  • SAT/ACT and SAT II scores in the 99th percentile

  • Glowing letters of recommendation indicating that student is best out of applicants from past several years from his/her high school

  • Intense love of learning, as evidenced by academic research outside the classroom with a college professor leading to publication in a journal

  • Potential to be leader in academic field in future

 

An applicant with a Good Academic Rating (but not highest) at Cornell would have these credentials:

 

  • Top 5% of high school class

  • Most challenging courseload of AP courses

  • SAT/ACT and SAT II scores above the 95th percentile

  • Strong but unexceptional letters of recommendation

  • Lacking the intense love of learning of other students, with some independent reading outside the classroom but no published research with a college professor

  • Driven to achieve by competition more so than by a true love of learning

 

Examples of applicants with the Highest Personal Rating at Cornell would be:

 

  • Published author

  • Intel STS Finalist (top 40 in country)

  • Olympic medalist

  • Soloist at Carnegie Hall

  • US Math Olympiad Qualifier (USAMO)

  • Awards at the national level

  • Patent pending (without parental involvement)

 

Examples of applicants with a Good Personal Rating (but not highest) at Cornell would be:

 

  • Awards at regional level
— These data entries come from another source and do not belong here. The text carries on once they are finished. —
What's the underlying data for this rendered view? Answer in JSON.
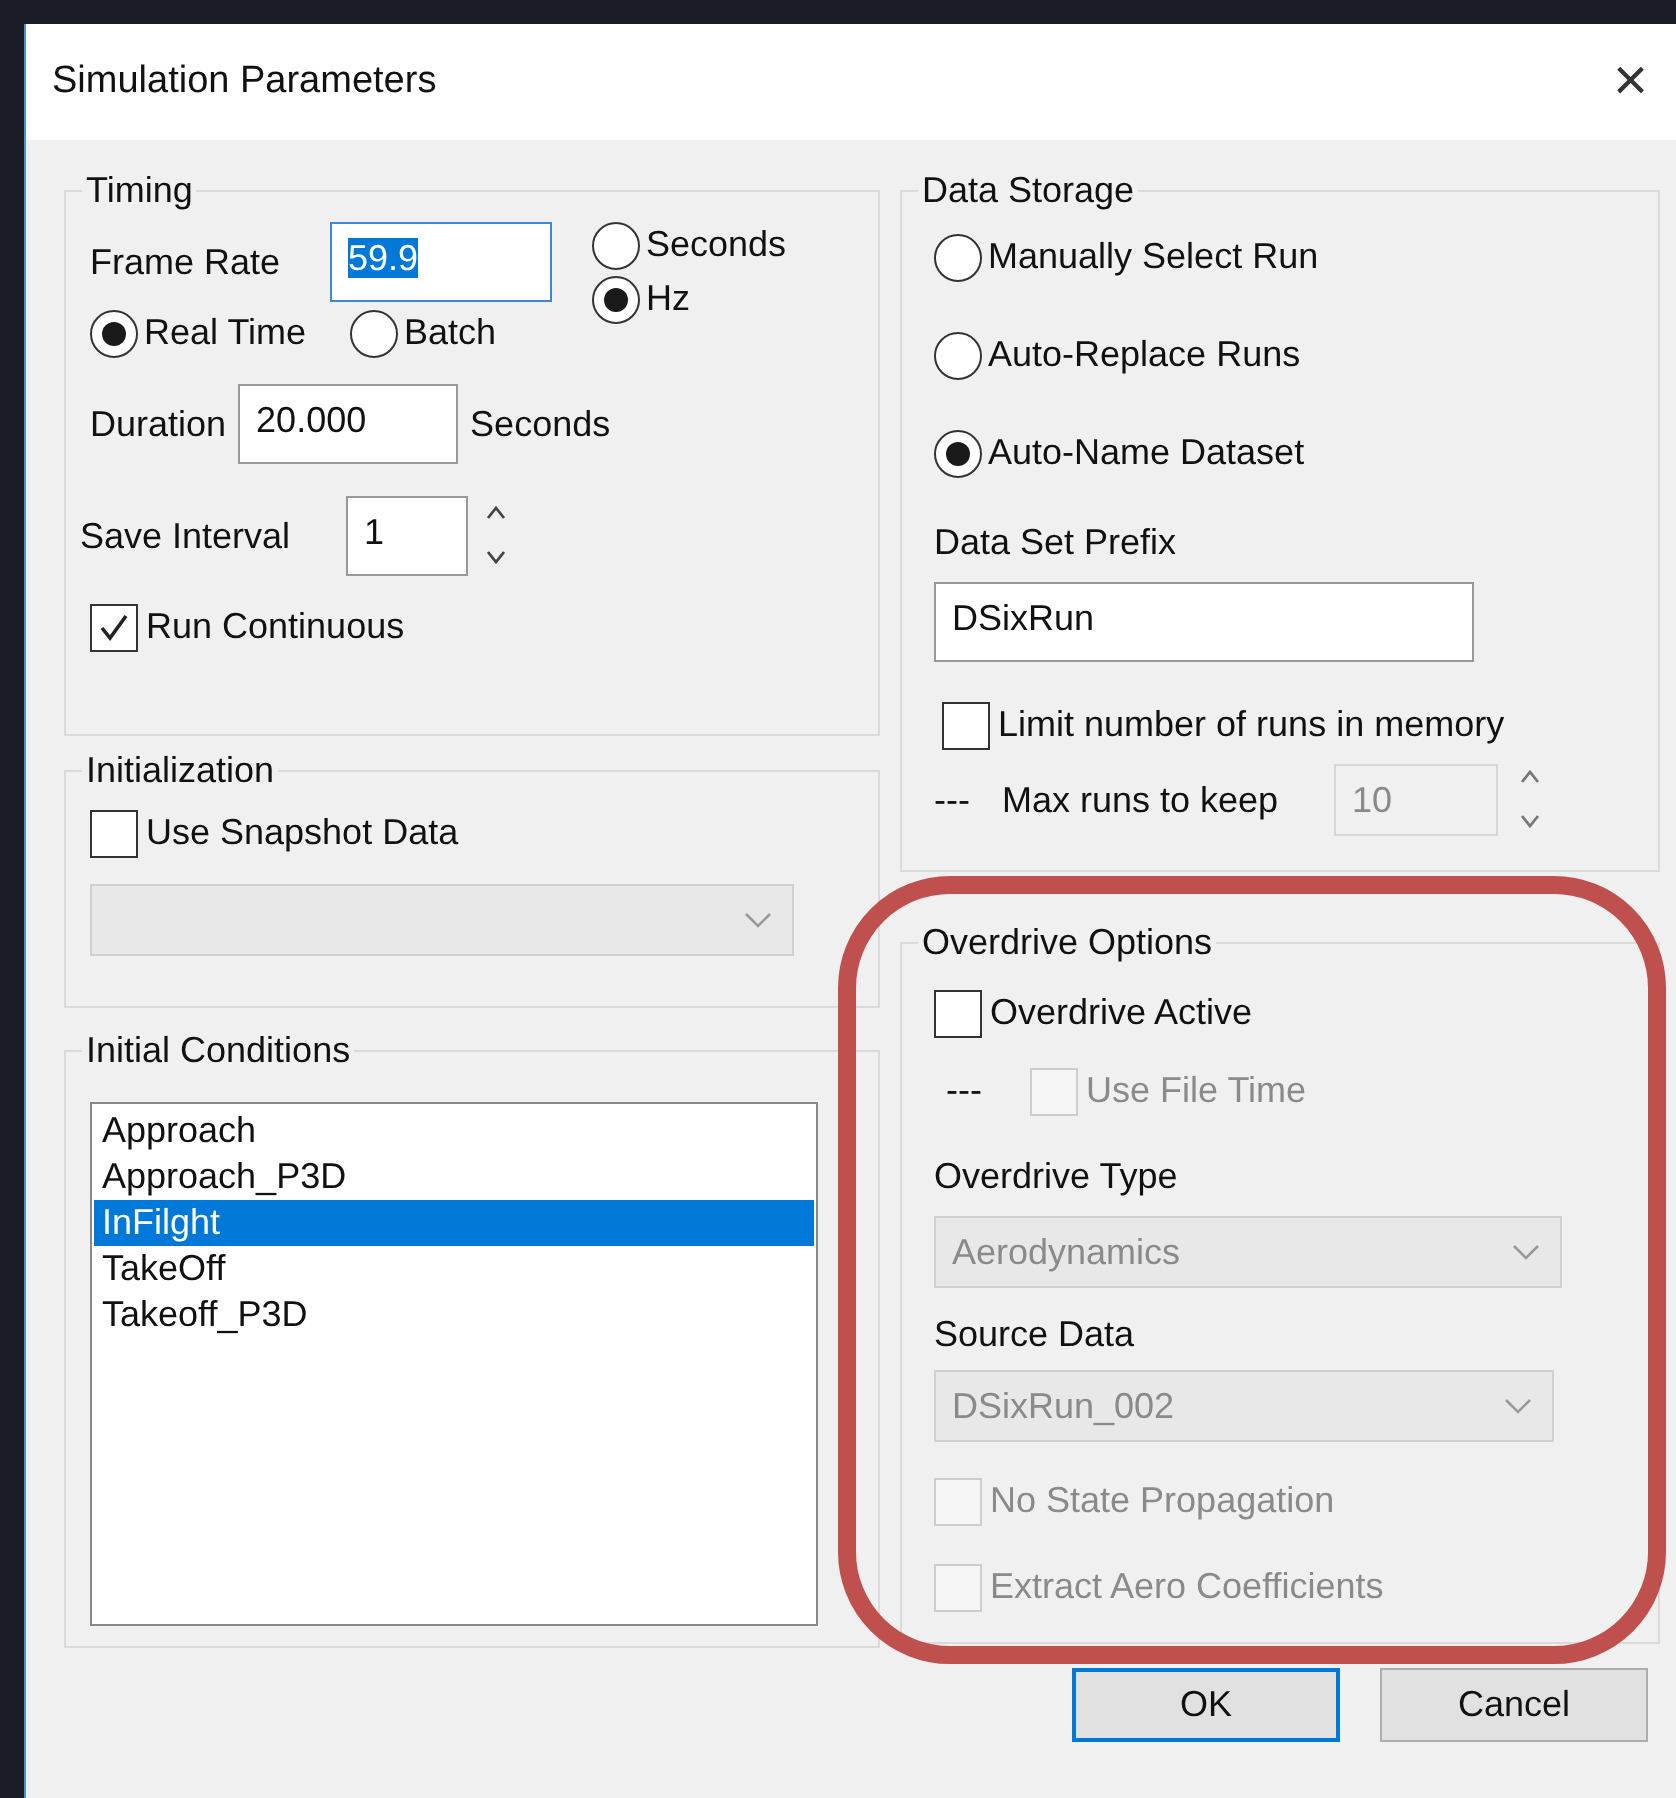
{
  "window": {
    "title": "Simulation Parameters",
    "close": "×"
  },
  "timing": {
    "title": "Timing",
    "frame_rate": {
      "label": "Frame Rate",
      "value": "59.9",
      "text_selected": true
    },
    "units": [
      {
        "label": "Seconds",
        "selected": false
      },
      {
        "label": "Hz",
        "selected": true
      }
    ],
    "modes": [
      {
        "label": "Real Time",
        "selected": true
      },
      {
        "label": "Batch",
        "selected": false
      }
    ],
    "duration": {
      "label": "Duration",
      "value": "20.000",
      "unit": "Seconds"
    },
    "save_interval": {
      "label": "Save Interval",
      "value": "1"
    },
    "run_continuous": {
      "label": "Run Continuous",
      "checked": true
    }
  },
  "initialization": {
    "title": "Initialization",
    "use_snapshot": {
      "label": "Use Snapshot Data",
      "checked": false
    },
    "snapshot_dropdown": {
      "disabled": true
    }
  },
  "initial_conditions": {
    "title": "Initial Conditions",
    "items": [
      {
        "label": "Approach",
        "selected": false
      },
      {
        "label": "Approach_P3D",
        "selected": false
      },
      {
        "label": "InFilght",
        "selected": true
      },
      {
        "label": "TakeOff",
        "selected": false
      },
      {
        "label": "Takeoff_P3D",
        "selected": false
      }
    ]
  },
  "data_storage": {
    "title": "Data Storage",
    "options": [
      {
        "label": "Manually Select Run",
        "selected": false
      },
      {
        "label": "Auto-Replace Runs",
        "selected": false
      },
      {
        "label": "Auto-Name Dataset",
        "selected": true
      }
    ],
    "prefix": {
      "label": "Data Set Prefix",
      "value": "DSixRun"
    },
    "limit_runs": {
      "label": "Limit number of runs in memory",
      "checked": false
    },
    "max_runs": {
      "prefix": "---",
      "label": "Max runs to keep",
      "value": "10",
      "disabled": true
    }
  },
  "overdrive": {
    "title": "Overdrive Options",
    "active": {
      "label": "Overdrive Active",
      "checked": false,
      "disabled": false
    },
    "use_file_time": {
      "prefix": "---",
      "label": "Use File Time",
      "checked": false,
      "disabled": true
    },
    "type": {
      "label": "Overdrive Type",
      "value": "Aerodynamics",
      "disabled": true
    },
    "source": {
      "label": "Source Data",
      "value": "DSixRun_002",
      "disabled": true
    },
    "no_state": {
      "label": "No State Propagation",
      "checked": false,
      "disabled": true
    },
    "extract": {
      "label": "Extract Aero Coefficients",
      "checked": false,
      "disabled": true
    }
  },
  "buttons": [
    {
      "label": "OK",
      "default": true
    },
    {
      "label": "Cancel",
      "default": false
    }
  ],
  "annotation": {
    "kind": "highlight",
    "color": "#c0504d"
  }
}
  • Significant commitment at a high level to a few activities

  • Student Body President

  • All-State Orchestra

  • Captain of varsity sports team

  • Nationally ranked debater

  • Well-rounded and involved but not the most passionate about anything

 

At Cornell, selectivity varies by school. The endowed schools at Cornell are: College of Arts & Sciences, College of Engineering, School of Hotel Administration, and the College of Architecture, Art & Planning. The New York State Contract Schools are: College of Agriculture & Life Sciences (CALS), College of Human Ecology, and the School of Industrial and Labor Relations (ILR).

 

The most selective schools at Cornell are:

 

  • College of Arts & Sciences

  • College of Engineering

  • College of Architecture, Art & Planning

 

Less selective schools at Cornell are (but still selective):

 

  • College of Agriculture & Life Sciences (CALS)

  • College of Human Ecology

  • School of Industrial and Labor Relations (ILR)

  • School of Hotel Administration

 

Consider applying to a New York State Contract School at Cornell if your numbers are not high enough for Arts & Sciences or for Engineering, or if you are a New York State resident. Often, common majors can be found in multiple schools, such as biology in both the College of Arts & Sciences and in CALS.

 

 

Approaching the Cornell Supplemental Essays

 

Research the mission of the individual school at Cornell that you are applying to and emphasize fit with your background in the Cornell supplemental essays. We give extensive tips on what each individual school at Cornell looks for.

 

In the Cornell supplemental essay, make sure to research specific professors you want to conduct undergraduate research with, as well as specific classes you want to take and clubs you would like to participate in. What's that famous JFK quote?  “Ask not what your college can do for you, ask what you can do for your college.” :-).  Cornell wants to know what you have to offer them (they know what they can offer you and don't need 30,000 applicants repeating what Cornell already knows).

 

Questions to keep in mind when writing the Cornell supplemental essay:

 

  • How does your background fit uniquely with the mission of the particular school you are applying to at Cornell?

  • How will you contribute to campus academically? By conducting undergraduate research? By contributing to intellectual discourse on campus?

  • How will you contribute to the social life on campus? By founding a club? By becoming active in a student group?

 

"Act as if."  Act as if you go there and show them that you fit in perfectly and would contribute to academic life (undergraduate research and intellectual discourse), social life (starting an organization on campus that relates to your high school passions), and most importantly, show them that you have personality and are an interesting person with esoteric hobbies.

 

 

For more information about the college application process,

contact us at 1.646.598.8174 or info@solomonadmissions.com